On our first night patrol, we “new” recruits worked our first flatback sea turtle on EcoBeach under the direction of Conservation Volunteers Australia marine species manager Glenn McFarlane and his co-leader Tony. The flatback is smaller and more “feminine” than the big old dinosaur-like loggerheads at Mon Repos on the Queensland coast that I worked with earlier this year. These turtles are truly flatter in the carapace, a light olive grey and the flippers smaller but just as powerful.

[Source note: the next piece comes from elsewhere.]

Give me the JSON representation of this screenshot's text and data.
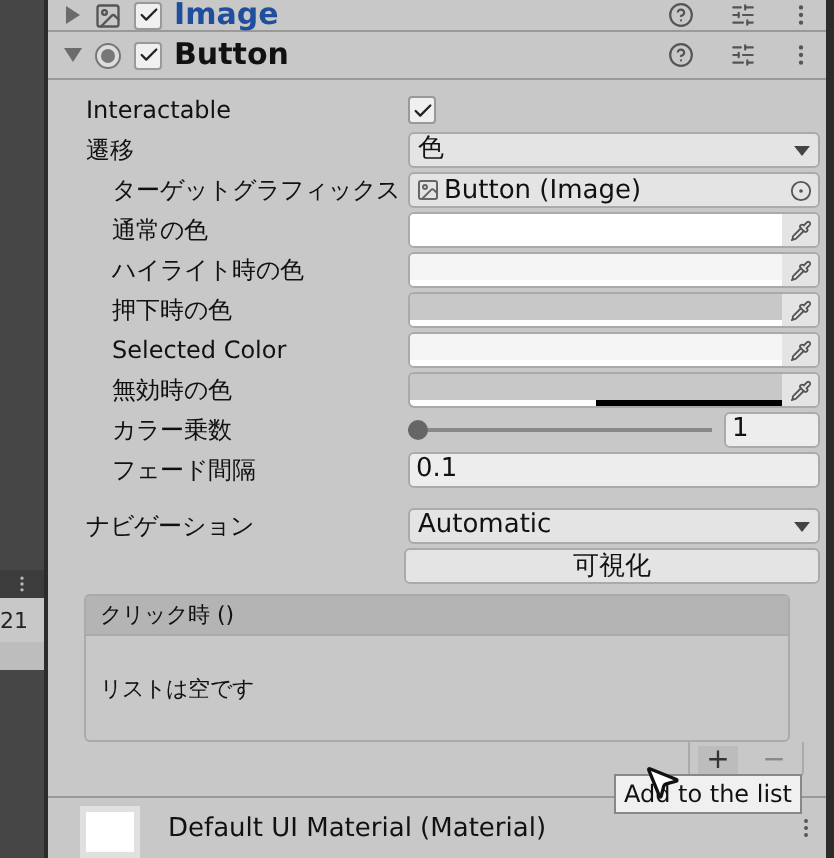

With a New Moon, the beach was really dark but the skies spectacular with the Milky Way and the Southern Cross fully bright. The tides have been extreme making it impossible to patrol the north end of the beach at Jack’s Creek. With the wind and tides, it seemed perfect for flatback nesting but last night, our third walking the beach, no turtles were sighted.
Then early this morning at 4:45 am just before sunrise, sea turtle research leader Tony drove us along the beach out to Jack’s creek at low tide to see what was missed. Sure enough on the stretch of beach beyond where we were able to patrol at high tide, we found sea turtle tracks. Most were “false crawls,” meaning the female did not leave any eggs behind. But we did discover one nest in the dunes!

So far this year more than 60 nests have been found and marked. The first nest of the season hatched two nights ago. The night patrol found the tiny tracks and returned a couple of days later to exhume the nest. Almost all eggs had hatched successfully (98 percent).

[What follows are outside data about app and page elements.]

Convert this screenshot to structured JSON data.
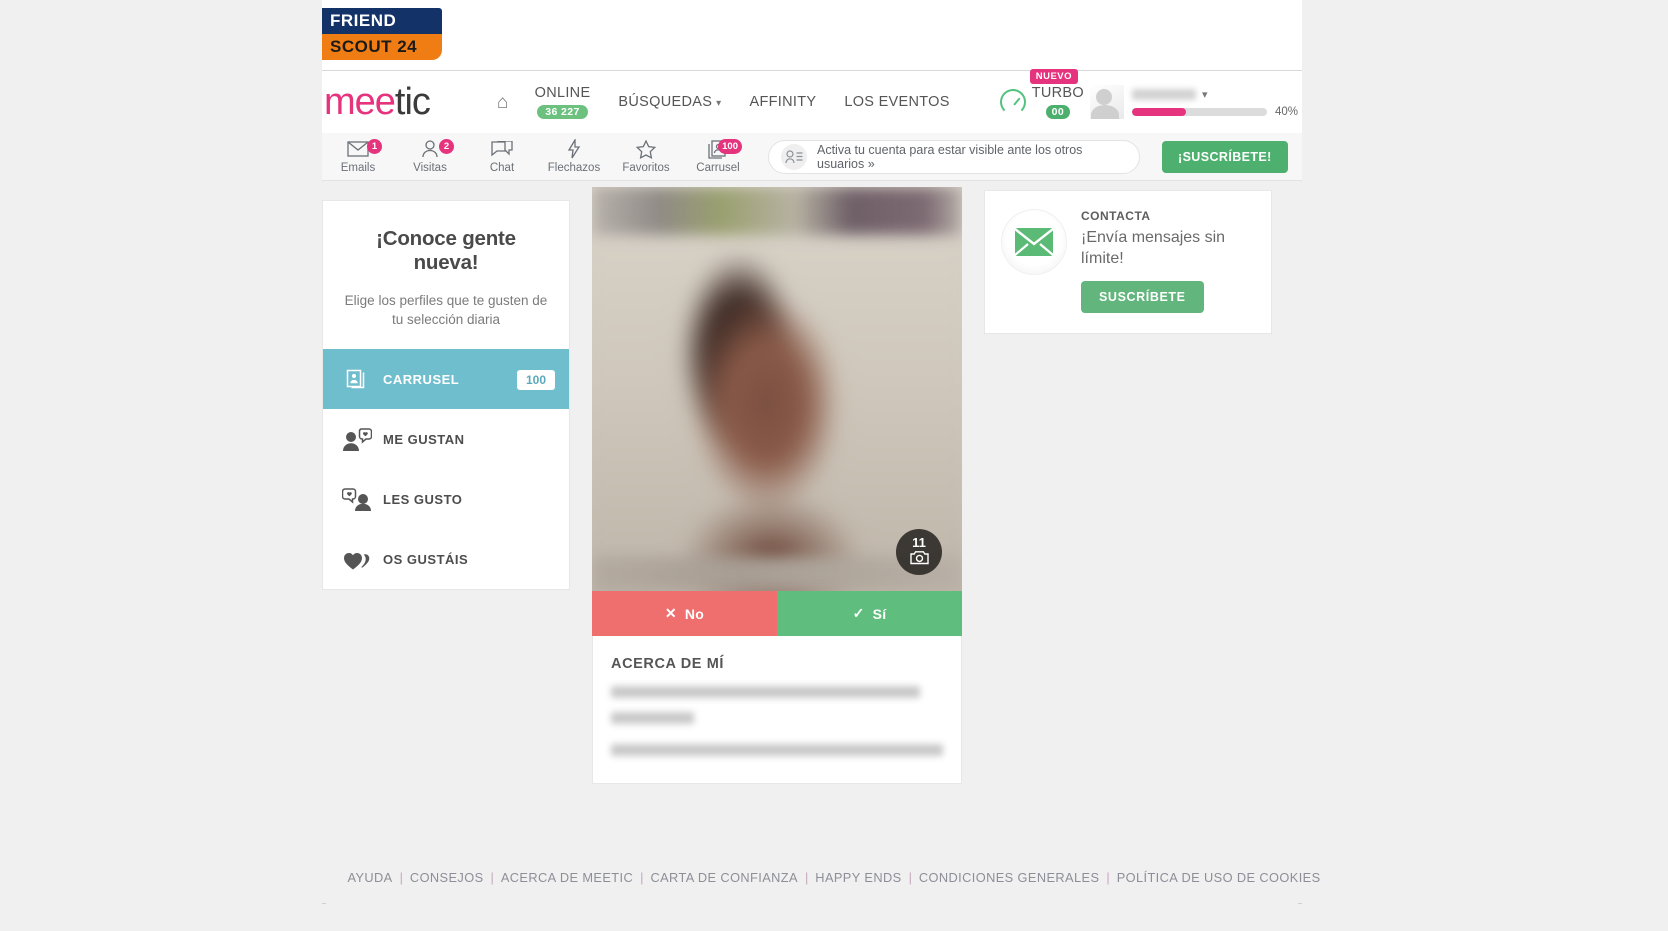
{
  "partner": {
    "logo_top": "FRIEND",
    "logo_bottom": "SCOUT 24"
  },
  "header": {
    "brand_part1": "mee",
    "brand_part2": "tic",
    "home_icon": "home-icon",
    "nav": [
      {
        "label": "ONLINE",
        "badge": "36 227",
        "caret": false
      },
      {
        "label": "BÚSQUEDAS",
        "badge": "",
        "caret": true
      },
      {
        "label": "AFFINITY",
        "badge": "",
        "caret": false
      },
      {
        "label": "LOS EVENTOS",
        "badge": "",
        "caret": false
      }
    ],
    "turbo": {
      "label": "TURBO",
      "badge": "00",
      "new_tag": "NUEVO"
    },
    "user": {
      "progress_label": "40%",
      "progress_value": 40
    }
  },
  "toolbar": {
    "items": [
      {
        "label": "Emails",
        "badge": "1",
        "icon": "envelope-icon"
      },
      {
        "label": "Visitas",
        "badge": "2",
        "icon": "person-icon"
      },
      {
        "label": "Chat",
        "badge": "",
        "icon": "chat-bubbles-icon"
      },
      {
        "label": "Flechazos",
        "badge": "",
        "icon": "lightning-icon"
      },
      {
        "label": "Favoritos",
        "badge": "",
        "icon": "star-icon"
      },
      {
        "label": "Carrusel",
        "badge": "100",
        "icon": "carousel-icon"
      }
    ],
    "activate_text": "Activa tu cuenta para estar visible ante los otros usuarios »",
    "activate_icon": "profile-list-icon",
    "subscribe_label": "¡SUSCRÍBETE!"
  },
  "sidebar": {
    "title": "¡Conoce gente nueva!",
    "subtitle": "Elige los perfiles que te gusten de tu selección diaria",
    "items": [
      {
        "label": "CARRUSEL",
        "badge": "100",
        "icon": "cards-stack-icon",
        "active": true
      },
      {
        "label": "ME GUSTAN",
        "badge": "",
        "icon": "person-heart-right-icon",
        "active": false
      },
      {
        "label": "LES GUSTO",
        "badge": "",
        "icon": "heart-bubble-person-icon",
        "active": false
      },
      {
        "label": "OS GUSTÁIS",
        "badge": "",
        "icon": "double-heart-icon",
        "active": false
      }
    ]
  },
  "profile": {
    "photo_count": "11",
    "photo_icon": "camera-icon",
    "no_label": "No",
    "yes_label": "Sí",
    "about_title": "ACERCA DE MÍ"
  },
  "promo": {
    "kicker": "CONTACTA",
    "title": "¡Envía mensajes sin límite!",
    "button": "SUSCRÍBETE",
    "icon": "envelope-icon"
  },
  "footer": {
    "links": [
      "AYUDA",
      "CONSEJOS",
      "ACERCA DE MEETIC",
      "CARTA DE CONFIANZA",
      "HAPPY ENDS",
      "CONDICIONES GENERALES",
      "POLÍTICA DE USO DE COOKIES"
    ],
    "separator": "|"
  },
  "colors": {
    "brand_pink": "#e5337e",
    "accent_teal": "#6fbecd",
    "green": "#5fbd7e",
    "red": "#ef6e6e"
  }
}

Flatbacks lay only 50 eggs compared to most other species which generally drop 100 or more eggs into the nest. The flatback eggs are larger in size and perhaps this gives them an edge. The science on this is still not definitive.

Glenn has made a significant finding after only three seasons tagging flatbacks here: It appears that nearly 75 percent of these females nest every year! Nowhere else in the world have so many sea turtles been tagged only to return in subsequent years to nest. One of these flatbacks nested all three years (2008, 2009, 2010). Glenn hopes to present the research to date at the International Sea Turtle Symposium in San Diego in 2011.

Photos by Teri Shore, top to bottom: Teri and sea turtle tracks on EcoBeach, a false crawl with tracks in several directions, and Tony of Conservation Volunteers Australia tagging a nest.